As Hollywood stars show off their newborns on celebrity magazine covers and infertile couples spend thousands of dollars at reproductive clinics, you could get the impression that having children is a necessity. But for “childless by choice” couples, dirty diapers and late-night feedings may not sound like much fun.

Neither do soccer-shuttle mini-vans, teenage temper tantrums or college tuition bills. In fact, for such couples, a household of two may feel exactly right.

In the United States, nearly 20 percent of women conclude their childbearing years – defined as the 40 to 44 age bracket – without having given birth, the Pew Research Center reported in June 2010, based on 2008 numbers. That number was up from 10 percent in 1976. Childlessness has increased among all racial and ethnic groups and for women of most education levels.

Remaining childless

Remaining childless can be a matter of being unable to conceive or unable to carry a pregnancy to term. It can also be a choice. For people who choose not to have children, the term “child-free” has a more positive connotation, according to Laura Scott, author of “Two Is Enough: A Couple’s Guide to Living Childless By Choice.”

The proverbial bundle of joy does not always live up to its billing, according to Robin Simon, a Florida State University sociology professor who has studied parenting. She says that parents on average report lower levels of emotional well-being than do people who do not have children.

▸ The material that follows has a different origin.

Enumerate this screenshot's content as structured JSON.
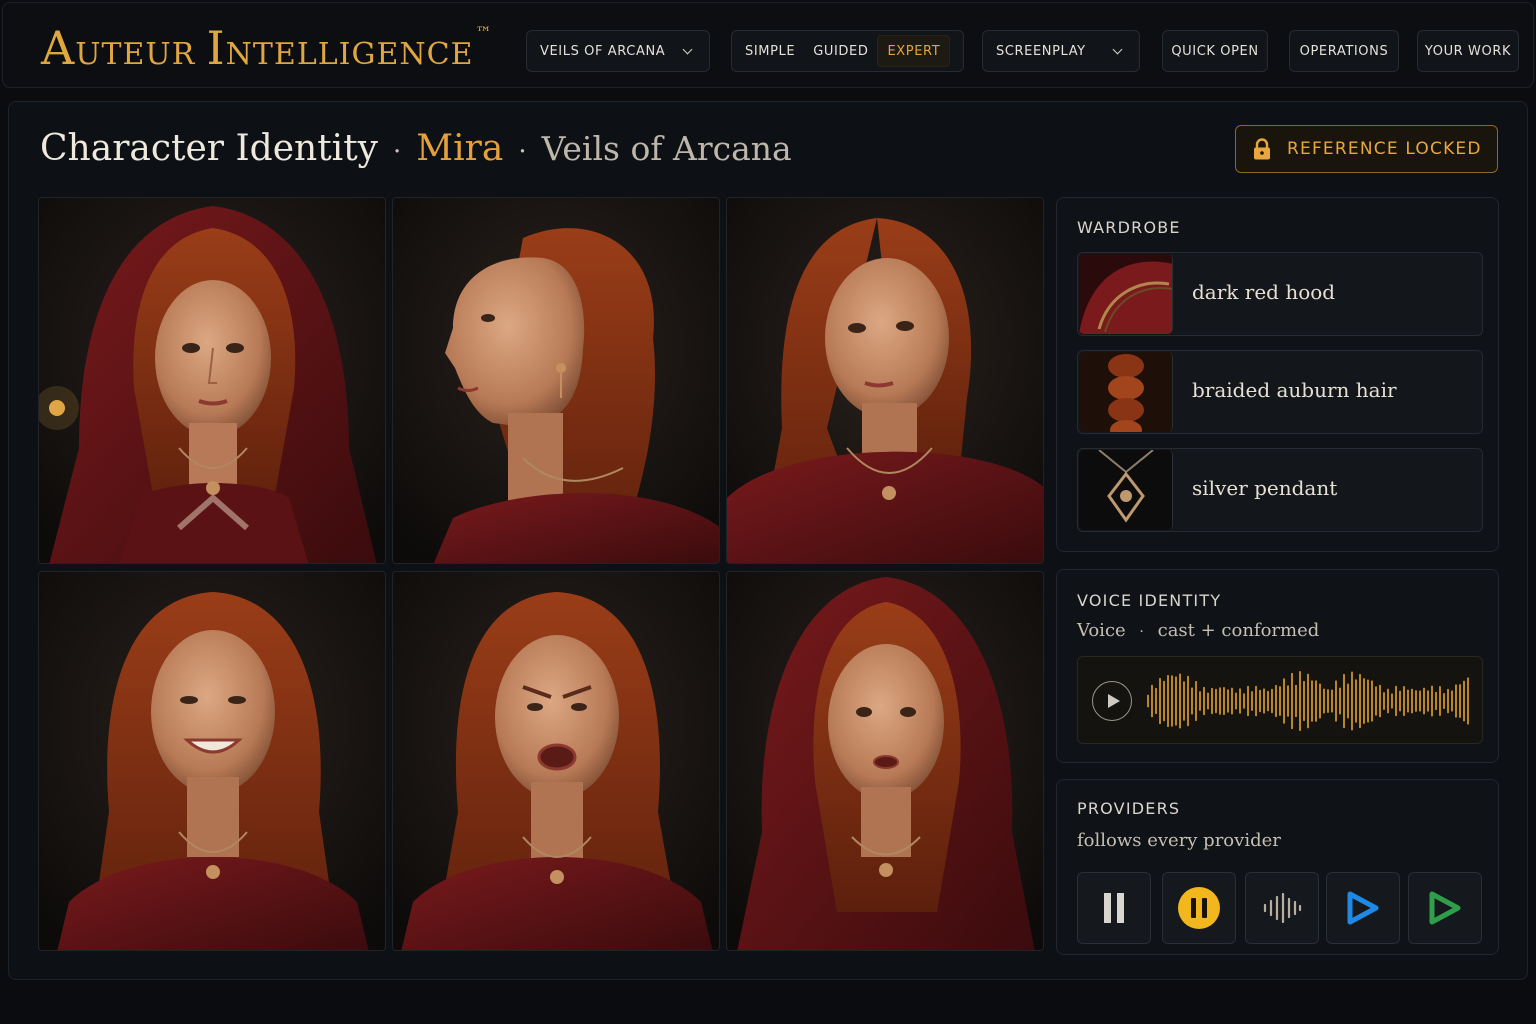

The finding is “counterintuitive,” she said, “because we have these cultural beliefs that children are the key to happiness and a healthy life, and they’re not.”

Negative societal attitudes

Older, negative societal attitudes about couples without children are changing, according to the Pew Research Center. In a 2007 survey by the center, 41 percent of adults said children are very important to marital success, compared with 65 percent who thought that way in 1990. And in another Pew Research Center survey in 2009, 46 percent of people said the fact that more women are never having children does not matter, from a societal point of view.

In conclusion, life without children is becoming an increasingly viable option for couples, especially as women gain more job opportunities and birth control options. A general trend toward later marriage and childbearing certainly contributes to higher numbers of couples who want children but are unsuccessful in bearing them, since female fertility declines with age. But just as importantly, women do not, according to the Pew Research Center, feel as much social and family pressure to have children as they did in decades past.